Many Iowa farmers are behind in planting their corn and soybeans this year, and while the wet spring weather is the primary reason, other factors will play into critical decisions they will soon have to make.
Much of the corn already in the ground has been pummeled with rain and some of it may need to be replanted. Moving into June, farmers will be past the first crop insurance deadline for planting corn, meaning if they ultimately make a claim on this year’s crop, those acres would suffer a small penalty for going in late.
The later seeds go in the ground, the more farmers will need to consider whether, or when, to switch to a faster-maturing seed variety.
“If you plant a full season (variety) and it’s the end of June, is it going to reach maturity?” asked Rebecca Vittetoe, a field agronomist with Iowa State University Extension in eastern Iowa. “And then also, knowing you’re going to have to deal with wet grain in the fall—if farmers are set up for that, that’s one thing. If they’re not set up to handle the wet corn, they might consider switching to an earlier maturity sooner.”
However stressful, those concerns are normal enough in a wet year, but the ongoing trade disputes and the recently announced second round of the Market Facilitation Program to ease the tariff impact on farmers are complicating the picture for 2019.
“There’s really a lot of things going on in the background,” said Steve Johnson, Iowa State University Extension farm management specialist for Polk County. “But a farmer has to weigh their decisions of delayed and prevented planting, and there’s an agronomic component, and there’s an economic component.”
Johnson further explains that if weather makes planting impossible, farmers would need to activate the “prevented planting” part of their crop insurance, disqualifying them from the bailout money.
Whichever way they go, Johnson said some farmers may find if the season isn’t profitable, federal support from the trade mitigation program or crop insurance could mean “all I got was the right to farm that farm another year.”
He said ripple effects in communities where farmers wind up with many acres of prevented planting could include lost revenue from unneeded fertilizer and chemicals and less need for harvest-season labor.
Farmers who did get their corn planted are seeing it take longer to emerge, Vittetoe said, because of cool temperatures. And even casual drivers in farm country will likely see fields with pools of water in many parts of the state.

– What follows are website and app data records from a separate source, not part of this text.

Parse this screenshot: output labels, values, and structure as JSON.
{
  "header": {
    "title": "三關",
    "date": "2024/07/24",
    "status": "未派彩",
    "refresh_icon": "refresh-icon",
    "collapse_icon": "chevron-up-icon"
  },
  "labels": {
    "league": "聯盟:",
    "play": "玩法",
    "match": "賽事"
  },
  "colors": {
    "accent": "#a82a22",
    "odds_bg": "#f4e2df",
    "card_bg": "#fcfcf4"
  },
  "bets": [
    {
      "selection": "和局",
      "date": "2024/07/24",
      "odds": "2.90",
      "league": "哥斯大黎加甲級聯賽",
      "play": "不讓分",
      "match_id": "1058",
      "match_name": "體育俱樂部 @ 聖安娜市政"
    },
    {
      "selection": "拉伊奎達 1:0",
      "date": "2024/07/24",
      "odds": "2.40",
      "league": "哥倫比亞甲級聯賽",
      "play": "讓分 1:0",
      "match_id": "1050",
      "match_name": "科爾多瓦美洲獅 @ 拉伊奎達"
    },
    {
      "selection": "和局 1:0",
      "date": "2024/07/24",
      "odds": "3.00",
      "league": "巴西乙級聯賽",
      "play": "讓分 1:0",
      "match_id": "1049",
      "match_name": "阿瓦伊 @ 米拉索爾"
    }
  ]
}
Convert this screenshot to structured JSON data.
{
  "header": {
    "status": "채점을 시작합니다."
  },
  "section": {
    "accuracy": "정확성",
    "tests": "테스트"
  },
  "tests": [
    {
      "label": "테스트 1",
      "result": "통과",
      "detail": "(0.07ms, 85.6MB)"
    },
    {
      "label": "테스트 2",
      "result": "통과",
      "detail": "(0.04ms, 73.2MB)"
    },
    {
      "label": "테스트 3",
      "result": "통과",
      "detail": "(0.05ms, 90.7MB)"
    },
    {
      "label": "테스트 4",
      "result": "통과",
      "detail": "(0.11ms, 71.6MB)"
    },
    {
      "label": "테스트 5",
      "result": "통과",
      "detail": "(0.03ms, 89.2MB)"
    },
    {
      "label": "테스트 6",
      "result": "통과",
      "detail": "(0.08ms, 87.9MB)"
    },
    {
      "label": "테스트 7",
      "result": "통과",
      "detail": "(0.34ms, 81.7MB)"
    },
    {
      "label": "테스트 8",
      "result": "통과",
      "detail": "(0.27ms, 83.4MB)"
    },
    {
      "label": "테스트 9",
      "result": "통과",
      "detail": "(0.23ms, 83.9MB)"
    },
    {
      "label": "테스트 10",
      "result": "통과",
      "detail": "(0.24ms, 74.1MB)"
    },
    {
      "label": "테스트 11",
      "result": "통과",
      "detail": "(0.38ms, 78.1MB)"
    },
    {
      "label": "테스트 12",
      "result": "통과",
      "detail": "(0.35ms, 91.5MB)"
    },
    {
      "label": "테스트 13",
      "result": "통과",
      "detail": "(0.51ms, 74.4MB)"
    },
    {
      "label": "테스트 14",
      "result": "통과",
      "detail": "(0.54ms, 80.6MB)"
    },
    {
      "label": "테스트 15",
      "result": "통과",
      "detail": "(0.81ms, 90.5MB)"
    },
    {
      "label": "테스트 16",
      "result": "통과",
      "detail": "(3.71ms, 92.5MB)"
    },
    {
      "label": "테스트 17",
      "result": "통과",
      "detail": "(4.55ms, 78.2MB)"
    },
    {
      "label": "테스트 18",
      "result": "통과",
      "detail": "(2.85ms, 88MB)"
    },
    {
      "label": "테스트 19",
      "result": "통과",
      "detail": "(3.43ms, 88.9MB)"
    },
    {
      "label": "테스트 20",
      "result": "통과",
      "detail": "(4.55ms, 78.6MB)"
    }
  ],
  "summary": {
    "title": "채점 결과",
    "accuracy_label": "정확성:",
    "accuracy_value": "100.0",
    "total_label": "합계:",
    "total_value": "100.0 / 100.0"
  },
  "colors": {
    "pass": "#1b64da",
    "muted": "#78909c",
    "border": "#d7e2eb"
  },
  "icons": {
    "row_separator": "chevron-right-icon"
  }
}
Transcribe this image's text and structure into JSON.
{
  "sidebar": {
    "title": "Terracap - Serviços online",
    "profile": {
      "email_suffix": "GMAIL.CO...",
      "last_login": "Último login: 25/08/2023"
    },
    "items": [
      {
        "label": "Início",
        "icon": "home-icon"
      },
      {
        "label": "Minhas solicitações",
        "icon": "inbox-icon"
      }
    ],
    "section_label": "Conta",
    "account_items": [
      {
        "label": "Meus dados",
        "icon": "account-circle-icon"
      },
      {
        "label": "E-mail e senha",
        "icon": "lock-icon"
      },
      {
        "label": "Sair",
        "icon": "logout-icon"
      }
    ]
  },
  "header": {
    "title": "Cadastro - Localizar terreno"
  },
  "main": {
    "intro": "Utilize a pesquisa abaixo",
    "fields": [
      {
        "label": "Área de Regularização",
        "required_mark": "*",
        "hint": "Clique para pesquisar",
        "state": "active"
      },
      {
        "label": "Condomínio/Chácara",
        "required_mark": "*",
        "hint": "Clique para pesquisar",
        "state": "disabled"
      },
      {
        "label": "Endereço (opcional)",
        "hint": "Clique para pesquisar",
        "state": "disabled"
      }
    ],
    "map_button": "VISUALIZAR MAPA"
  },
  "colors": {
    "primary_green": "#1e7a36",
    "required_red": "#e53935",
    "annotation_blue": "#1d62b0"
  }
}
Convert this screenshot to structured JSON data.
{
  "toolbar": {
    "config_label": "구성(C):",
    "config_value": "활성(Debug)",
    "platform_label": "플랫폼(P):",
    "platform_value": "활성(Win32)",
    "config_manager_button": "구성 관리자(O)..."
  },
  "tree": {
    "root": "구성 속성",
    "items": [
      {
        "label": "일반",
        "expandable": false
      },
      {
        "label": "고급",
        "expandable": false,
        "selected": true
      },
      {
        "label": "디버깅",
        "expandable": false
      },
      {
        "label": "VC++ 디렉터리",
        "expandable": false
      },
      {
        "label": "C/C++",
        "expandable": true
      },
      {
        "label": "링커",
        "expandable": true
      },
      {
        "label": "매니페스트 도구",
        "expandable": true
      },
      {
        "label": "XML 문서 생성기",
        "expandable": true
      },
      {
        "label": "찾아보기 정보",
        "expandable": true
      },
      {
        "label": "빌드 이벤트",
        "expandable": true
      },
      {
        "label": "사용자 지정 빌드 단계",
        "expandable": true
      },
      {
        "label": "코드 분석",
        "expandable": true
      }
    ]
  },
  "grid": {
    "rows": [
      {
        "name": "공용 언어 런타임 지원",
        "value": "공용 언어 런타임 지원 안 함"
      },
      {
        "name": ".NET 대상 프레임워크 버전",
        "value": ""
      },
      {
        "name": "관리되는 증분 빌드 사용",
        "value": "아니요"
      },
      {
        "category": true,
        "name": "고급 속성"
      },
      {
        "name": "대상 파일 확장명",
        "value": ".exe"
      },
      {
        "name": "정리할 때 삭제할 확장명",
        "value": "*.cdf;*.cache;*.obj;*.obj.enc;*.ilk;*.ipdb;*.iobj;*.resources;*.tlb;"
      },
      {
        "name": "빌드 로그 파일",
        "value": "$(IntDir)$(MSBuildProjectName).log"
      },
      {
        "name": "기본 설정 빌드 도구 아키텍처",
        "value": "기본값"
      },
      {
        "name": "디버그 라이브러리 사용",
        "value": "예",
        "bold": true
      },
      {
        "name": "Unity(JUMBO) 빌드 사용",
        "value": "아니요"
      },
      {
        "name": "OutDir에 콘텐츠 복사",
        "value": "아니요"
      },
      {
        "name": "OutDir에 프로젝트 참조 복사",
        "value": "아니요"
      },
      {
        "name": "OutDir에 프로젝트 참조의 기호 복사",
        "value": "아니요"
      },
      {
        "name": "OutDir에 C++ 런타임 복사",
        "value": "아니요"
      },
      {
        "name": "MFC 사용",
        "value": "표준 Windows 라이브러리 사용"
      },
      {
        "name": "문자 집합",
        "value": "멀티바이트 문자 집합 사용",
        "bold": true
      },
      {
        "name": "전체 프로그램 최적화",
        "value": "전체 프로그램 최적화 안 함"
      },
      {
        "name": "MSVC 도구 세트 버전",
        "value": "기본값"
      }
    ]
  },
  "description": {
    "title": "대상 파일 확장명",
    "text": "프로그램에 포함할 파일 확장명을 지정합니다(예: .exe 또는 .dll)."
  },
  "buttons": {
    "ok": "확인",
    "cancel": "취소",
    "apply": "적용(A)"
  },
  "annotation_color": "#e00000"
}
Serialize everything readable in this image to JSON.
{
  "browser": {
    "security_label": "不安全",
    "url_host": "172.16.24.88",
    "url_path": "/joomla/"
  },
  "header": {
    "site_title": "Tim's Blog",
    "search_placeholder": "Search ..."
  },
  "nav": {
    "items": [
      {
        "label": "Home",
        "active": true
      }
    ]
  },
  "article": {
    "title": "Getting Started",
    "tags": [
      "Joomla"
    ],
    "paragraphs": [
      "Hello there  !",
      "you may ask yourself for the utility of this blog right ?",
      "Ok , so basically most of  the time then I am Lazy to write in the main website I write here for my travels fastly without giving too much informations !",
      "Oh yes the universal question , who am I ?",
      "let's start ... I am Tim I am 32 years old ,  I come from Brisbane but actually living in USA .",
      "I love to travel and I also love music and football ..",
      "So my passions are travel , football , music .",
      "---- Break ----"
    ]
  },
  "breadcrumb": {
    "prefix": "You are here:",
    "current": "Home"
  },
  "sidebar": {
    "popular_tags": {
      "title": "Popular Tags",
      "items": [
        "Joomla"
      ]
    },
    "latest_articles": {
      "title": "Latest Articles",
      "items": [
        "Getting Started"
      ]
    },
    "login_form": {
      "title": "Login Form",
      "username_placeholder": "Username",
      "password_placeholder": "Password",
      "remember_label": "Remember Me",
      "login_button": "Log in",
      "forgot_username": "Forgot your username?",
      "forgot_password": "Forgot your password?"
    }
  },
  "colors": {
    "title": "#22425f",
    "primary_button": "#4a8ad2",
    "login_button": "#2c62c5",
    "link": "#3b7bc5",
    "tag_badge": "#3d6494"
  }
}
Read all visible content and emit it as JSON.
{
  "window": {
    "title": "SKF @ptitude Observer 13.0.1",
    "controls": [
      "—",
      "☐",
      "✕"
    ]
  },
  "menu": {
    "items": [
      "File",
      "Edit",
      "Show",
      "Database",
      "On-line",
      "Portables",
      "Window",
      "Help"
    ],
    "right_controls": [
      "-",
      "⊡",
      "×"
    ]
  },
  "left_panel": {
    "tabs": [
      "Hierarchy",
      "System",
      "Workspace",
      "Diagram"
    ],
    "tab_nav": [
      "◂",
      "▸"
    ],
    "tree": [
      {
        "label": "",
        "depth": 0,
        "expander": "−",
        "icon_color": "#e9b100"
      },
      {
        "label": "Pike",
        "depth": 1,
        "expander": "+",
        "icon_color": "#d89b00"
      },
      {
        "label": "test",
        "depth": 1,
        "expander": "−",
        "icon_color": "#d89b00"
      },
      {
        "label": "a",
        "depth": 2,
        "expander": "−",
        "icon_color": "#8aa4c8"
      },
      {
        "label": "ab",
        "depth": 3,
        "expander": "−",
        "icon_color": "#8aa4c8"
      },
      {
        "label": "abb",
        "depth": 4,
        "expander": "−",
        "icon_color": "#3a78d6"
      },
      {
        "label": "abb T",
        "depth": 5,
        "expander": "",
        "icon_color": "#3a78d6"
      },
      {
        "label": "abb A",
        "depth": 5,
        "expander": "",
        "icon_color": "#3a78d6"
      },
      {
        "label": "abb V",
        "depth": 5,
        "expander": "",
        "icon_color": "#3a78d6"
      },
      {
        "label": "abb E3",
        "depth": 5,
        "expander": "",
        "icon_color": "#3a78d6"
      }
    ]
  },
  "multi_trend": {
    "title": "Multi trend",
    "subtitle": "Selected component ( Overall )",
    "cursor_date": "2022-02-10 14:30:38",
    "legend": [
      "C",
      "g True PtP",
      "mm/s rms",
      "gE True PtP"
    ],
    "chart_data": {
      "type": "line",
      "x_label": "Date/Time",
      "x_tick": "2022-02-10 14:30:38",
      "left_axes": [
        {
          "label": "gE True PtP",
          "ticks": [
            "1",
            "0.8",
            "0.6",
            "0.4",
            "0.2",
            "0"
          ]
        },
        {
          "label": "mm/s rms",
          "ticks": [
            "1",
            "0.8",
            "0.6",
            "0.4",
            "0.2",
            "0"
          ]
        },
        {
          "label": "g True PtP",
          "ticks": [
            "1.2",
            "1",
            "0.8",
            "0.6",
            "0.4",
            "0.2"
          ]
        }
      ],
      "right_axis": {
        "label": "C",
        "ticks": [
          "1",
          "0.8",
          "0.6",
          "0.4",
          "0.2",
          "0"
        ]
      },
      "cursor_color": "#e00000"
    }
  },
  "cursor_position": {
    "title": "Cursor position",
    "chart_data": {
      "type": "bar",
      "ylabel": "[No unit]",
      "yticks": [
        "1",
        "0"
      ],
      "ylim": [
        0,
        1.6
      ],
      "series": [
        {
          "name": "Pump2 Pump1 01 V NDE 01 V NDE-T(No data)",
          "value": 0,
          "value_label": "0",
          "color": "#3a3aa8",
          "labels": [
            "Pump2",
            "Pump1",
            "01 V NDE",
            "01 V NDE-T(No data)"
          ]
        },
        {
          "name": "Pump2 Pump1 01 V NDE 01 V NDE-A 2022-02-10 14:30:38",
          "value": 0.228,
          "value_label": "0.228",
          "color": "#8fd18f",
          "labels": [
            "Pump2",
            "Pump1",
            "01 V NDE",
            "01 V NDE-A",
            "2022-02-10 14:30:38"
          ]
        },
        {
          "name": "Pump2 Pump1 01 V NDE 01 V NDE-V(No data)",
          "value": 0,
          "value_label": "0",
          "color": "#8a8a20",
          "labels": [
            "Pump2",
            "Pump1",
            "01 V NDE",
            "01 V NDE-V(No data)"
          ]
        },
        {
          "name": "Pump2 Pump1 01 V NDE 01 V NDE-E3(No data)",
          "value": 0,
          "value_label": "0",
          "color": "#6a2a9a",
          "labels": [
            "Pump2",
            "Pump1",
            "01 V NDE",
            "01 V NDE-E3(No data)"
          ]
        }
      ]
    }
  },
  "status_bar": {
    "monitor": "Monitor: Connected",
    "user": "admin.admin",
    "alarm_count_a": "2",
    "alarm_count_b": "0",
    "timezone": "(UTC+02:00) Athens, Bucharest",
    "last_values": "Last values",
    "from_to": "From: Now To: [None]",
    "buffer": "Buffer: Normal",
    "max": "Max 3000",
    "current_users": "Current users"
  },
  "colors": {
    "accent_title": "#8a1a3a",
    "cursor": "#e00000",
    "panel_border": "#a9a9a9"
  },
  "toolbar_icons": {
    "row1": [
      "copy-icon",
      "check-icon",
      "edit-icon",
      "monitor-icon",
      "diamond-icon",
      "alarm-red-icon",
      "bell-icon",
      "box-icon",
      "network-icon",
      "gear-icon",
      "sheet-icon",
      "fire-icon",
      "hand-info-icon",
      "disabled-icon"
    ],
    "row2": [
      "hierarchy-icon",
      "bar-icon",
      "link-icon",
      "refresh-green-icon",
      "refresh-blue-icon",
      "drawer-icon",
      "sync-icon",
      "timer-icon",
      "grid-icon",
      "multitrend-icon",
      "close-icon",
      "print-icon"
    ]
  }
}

Both corn and soybeans are behind last year and the five-year average for planting progress, according to the U.S. Department of Agriculture.